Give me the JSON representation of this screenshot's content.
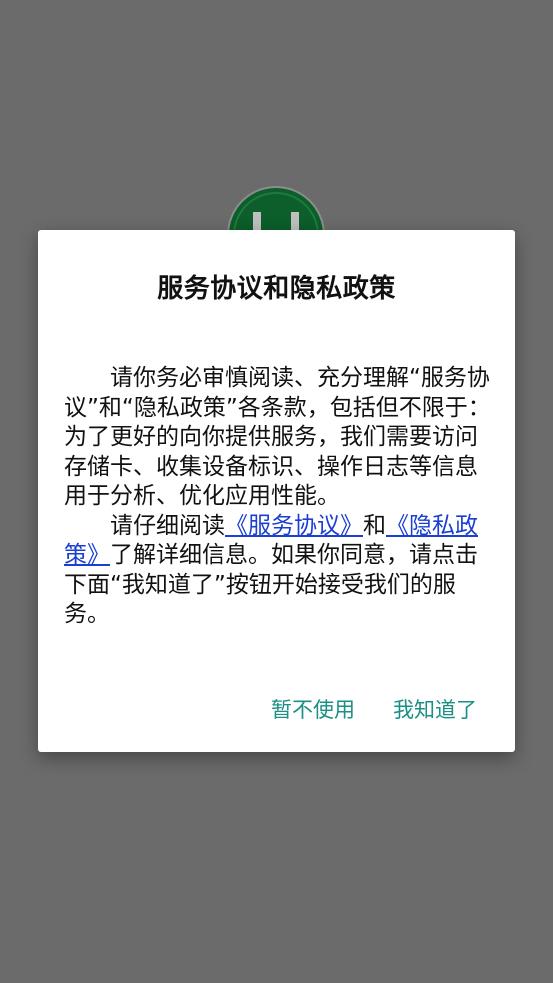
{
  "background_color": "#6b6b6b",
  "logo": {
    "icon": "app-logo-icon",
    "color": "#0c5e2a"
  },
  "dialog": {
    "title": "服务协议和隐私政策",
    "paragraph1": "请你务必审慎阅读、充分理解“服务协议”和“隐私政策”各条款，包括但不限于：为了更好的向你提供服务，我们需要访问存储卡、收集设备标识、操作日志等信息用于分析、优化应用性能。",
    "paragraph2_prefix": "请仔细阅读",
    "link_service": "《服务协议》",
    "paragraph2_and": "和",
    "link_privacy": "《隐私政策》",
    "paragraph2_suffix": "了解详细信息。如果你同意，请点击下面“我知道了”按钮开始接受我们的服务。",
    "cancel_label": "暂不使用",
    "confirm_label": "我知道了",
    "accent_color": "#1a8f85",
    "link_color": "#1a3fd1"
  }
}
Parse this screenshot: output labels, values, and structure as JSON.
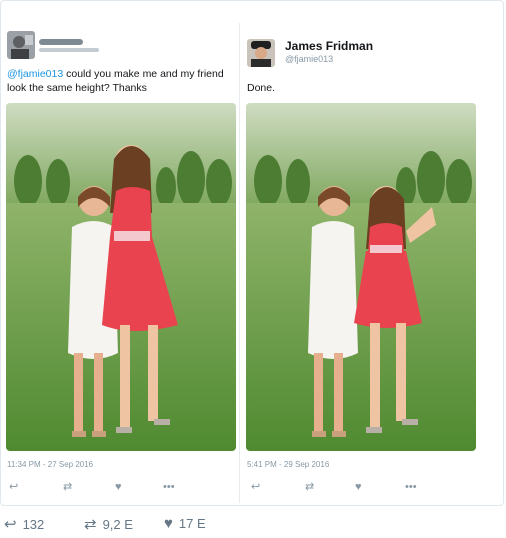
{
  "left_tweet": {
    "text_mention": "@fjamie013",
    "text_body": " could you make me and my friend look the same height? Thanks",
    "timestamp": "11:34 PM - 27 Sep 2016",
    "actions": {
      "reply_icon": "reply-icon",
      "retweet_icon": "retweet-icon",
      "like_icon": "heart-icon",
      "more_label": "•••"
    }
  },
  "right_tweet": {
    "author_name": "James Fridman",
    "author_handle": "@fjamie013",
    "text": "Done.",
    "timestamp": "5:41 PM - 29 Sep 2016",
    "actions": {
      "reply_icon": "reply-icon",
      "retweet_icon": "retweet-icon",
      "like_icon": "heart-icon",
      "more_label": "•••"
    }
  },
  "footer": {
    "reply_count": "132",
    "retweet_count": "9,2 E",
    "like_count": "17 E"
  },
  "colors": {
    "mention": "#1b95e0",
    "muted": "#8899a6",
    "dress": "#e8434f",
    "grass": "#5e9a3c"
  }
}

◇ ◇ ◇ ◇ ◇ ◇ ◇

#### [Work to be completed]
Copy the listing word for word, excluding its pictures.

#### [Output of the exercise]
Give me the JSON representation of this screenshot's content.
{
  "background_color": "#6b6b6b",
  "logo": {
    "icon": "app-logo-icon",
    "color": "#0c5e2a"
  },
  "dialog": {
    "title": "服务协议和隐私政策",
    "paragraph1": "请你务必审慎阅读、充分理解“服务协议”和“隐私政策”各条款，包括但不限于：为了更好的向你提供服务，我们需要访问存储卡、收集设备标识、操作日志等信息用于分析、优化应用性能。",
    "paragraph2_prefix": "请仔细阅读",
    "link_service": "《服务协议》",
    "paragraph2_and": "和",
    "link_privacy": "《隐私政策》",
    "paragraph2_suffix": "了解详细信息。如果你同意，请点击下面“我知道了”按钮开始接受我们的服务。",
    "cancel_label": "暂不使用",
    "confirm_label": "我知道了",
    "accent_color": "#1a8f85",
    "link_color": "#1a3fd1"
  }
}
Parse this screenshot: output labels, values, and structure as JSON.
{
  "left_tweet": {
    "text_mention": "@fjamie013",
    "text_body": " could you make me and my friend look the same height? Thanks",
    "timestamp": "11:34 PM - 27 Sep 2016",
    "actions": {
      "reply_icon": "reply-icon",
      "retweet_icon": "retweet-icon",
      "like_icon": "heart-icon",
      "more_label": "•••"
    }
  },
  "right_tweet": {
    "author_name": "James Fridman",
    "author_handle": "@fjamie013",
    "text": "Done.",
    "timestamp": "5:41 PM - 29 Sep 2016",
    "actions": {
      "reply_icon": "reply-icon",
      "retweet_icon": "retweet-icon",
      "like_icon": "heart-icon",
      "more_label": "•••"
    }
  },
  "footer": {
    "reply_count": "132",
    "retweet_count": "9,2 E",
    "like_count": "17 E"
  },
  "colors": {
    "mention": "#1b95e0",
    "muted": "#8899a6",
    "dress": "#e8434f",
    "grass": "#5e9a3c"
  }
}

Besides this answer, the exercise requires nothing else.